**What you need to do:**
Each line below that includes the word "kind" is to be reported.

== Records to process

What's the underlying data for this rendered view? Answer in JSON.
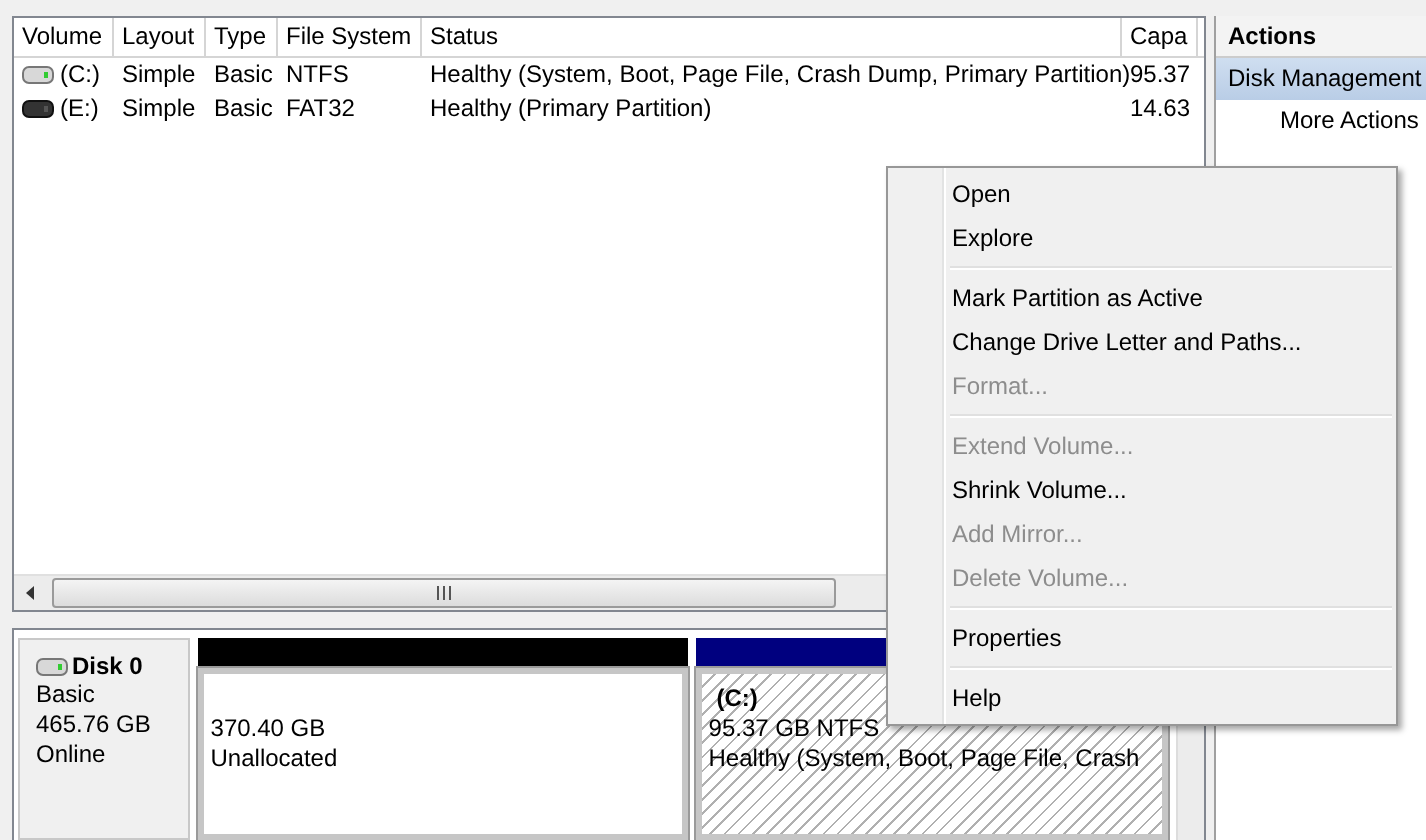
{
  "volume_list": {
    "columns": [
      "Volume",
      "Layout",
      "Type",
      "File System",
      "Status",
      "Capa"
    ],
    "rows": [
      {
        "kind": "system",
        "selected": false,
        "cells": [
          "(C:)",
          "Simple",
          "Basic",
          "NTFS",
          "Healthy (System, Boot, Page File, Crash Dump, Primary Partition)",
          "95.37"
        ]
      },
      {
        "kind": "removable",
        "selected": false,
        "cells": [
          "(E:)",
          "Simple",
          "Basic",
          "FAT32",
          "Healthy (Primary Partition)",
          "14.63"
        ]
      }
    ]
  },
  "disk": {
    "name": "Disk 0",
    "type": "Basic",
    "size": "465.76 GB",
    "status": "Online",
    "partitions": [
      {
        "kind": "unallocated",
        "lines": [
          "370.40 GB",
          "Unallocated"
        ]
      },
      {
        "kind": "primary",
        "title": "(C:)",
        "lines": [
          "95.37 GB NTFS",
          "Healthy (System, Boot, Page File, Crash"
        ]
      }
    ]
  },
  "actions": {
    "title": "Actions",
    "items": [
      {
        "label": "Disk Management",
        "selected": true,
        "kind": "section"
      },
      {
        "label": "More Actions",
        "selected": false,
        "kind": "sub"
      }
    ]
  },
  "context_menu": [
    [
      {
        "label": "Open",
        "disabled": false
      },
      {
        "label": "Explore",
        "disabled": false
      }
    ],
    [
      {
        "label": "Mark Partition as Active",
        "disabled": false
      },
      {
        "label": "Change Drive Letter and Paths...",
        "disabled": false
      },
      {
        "label": "Format...",
        "disabled": true
      }
    ],
    [
      {
        "label": "Extend Volume...",
        "disabled": true
      },
      {
        "label": "Shrink Volume...",
        "disabled": false
      },
      {
        "label": "Add Mirror...",
        "disabled": true
      },
      {
        "label": "Delete Volume...",
        "disabled": true
      }
    ],
    [
      {
        "label": "Properties",
        "disabled": false
      }
    ],
    [
      {
        "label": "Help",
        "disabled": false
      }
    ]
  ]
}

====

**Response:**
        "kind": "system",
        "kind": "removable",
        "kind": "unallocated",
        "kind": "primary",
        "kind": "section"
        "kind": "sub"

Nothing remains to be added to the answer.